Problem description — Look through the listing for the string "label" and copy out every line that holds it.

Exercise materials —
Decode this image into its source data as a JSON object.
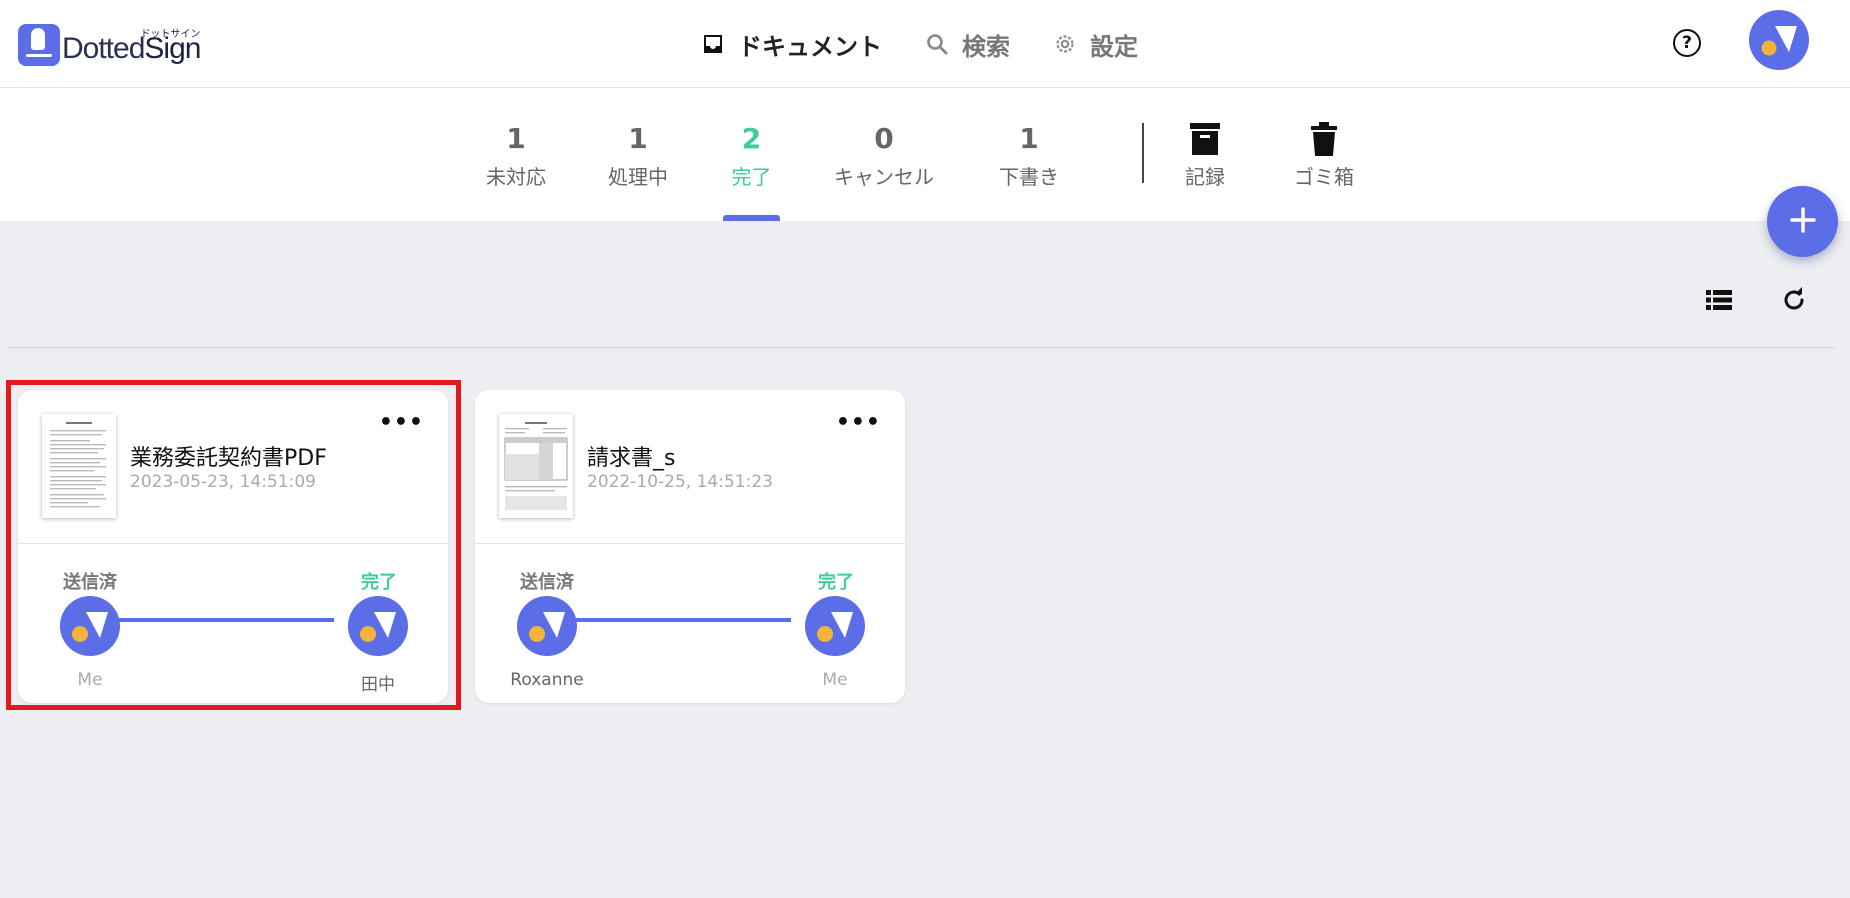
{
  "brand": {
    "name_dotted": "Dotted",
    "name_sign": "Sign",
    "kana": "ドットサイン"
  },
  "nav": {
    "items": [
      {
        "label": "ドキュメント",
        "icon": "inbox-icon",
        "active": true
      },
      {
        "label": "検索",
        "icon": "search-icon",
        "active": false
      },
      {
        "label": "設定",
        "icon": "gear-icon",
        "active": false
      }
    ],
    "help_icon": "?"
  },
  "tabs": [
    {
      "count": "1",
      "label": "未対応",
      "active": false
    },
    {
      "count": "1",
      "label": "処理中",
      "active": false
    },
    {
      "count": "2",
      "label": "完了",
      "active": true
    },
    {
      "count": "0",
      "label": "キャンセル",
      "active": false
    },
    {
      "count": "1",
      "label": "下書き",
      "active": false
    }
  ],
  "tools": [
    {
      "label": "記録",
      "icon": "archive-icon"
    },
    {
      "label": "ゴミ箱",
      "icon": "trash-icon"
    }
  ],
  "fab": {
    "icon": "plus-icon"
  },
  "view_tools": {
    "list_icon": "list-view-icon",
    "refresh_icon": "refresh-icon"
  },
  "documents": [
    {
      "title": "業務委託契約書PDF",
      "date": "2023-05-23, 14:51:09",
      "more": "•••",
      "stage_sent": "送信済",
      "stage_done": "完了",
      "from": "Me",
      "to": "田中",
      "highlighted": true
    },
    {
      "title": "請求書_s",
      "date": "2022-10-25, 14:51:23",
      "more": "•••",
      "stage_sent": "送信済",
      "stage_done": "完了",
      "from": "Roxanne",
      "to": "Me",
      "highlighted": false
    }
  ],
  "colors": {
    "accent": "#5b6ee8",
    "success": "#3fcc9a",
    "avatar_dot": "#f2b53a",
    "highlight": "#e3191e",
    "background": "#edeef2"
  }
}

Output of the task —
        "label": "ドキュメント",
        "label": "検索",
        "label": "設定",
      "label": "未対応",
      "label": "処理中",
      "label": "完了",
      "label": "キャンセル",
      "label": "下書き",
      "label": "記録",
      "label": "ゴミ箱",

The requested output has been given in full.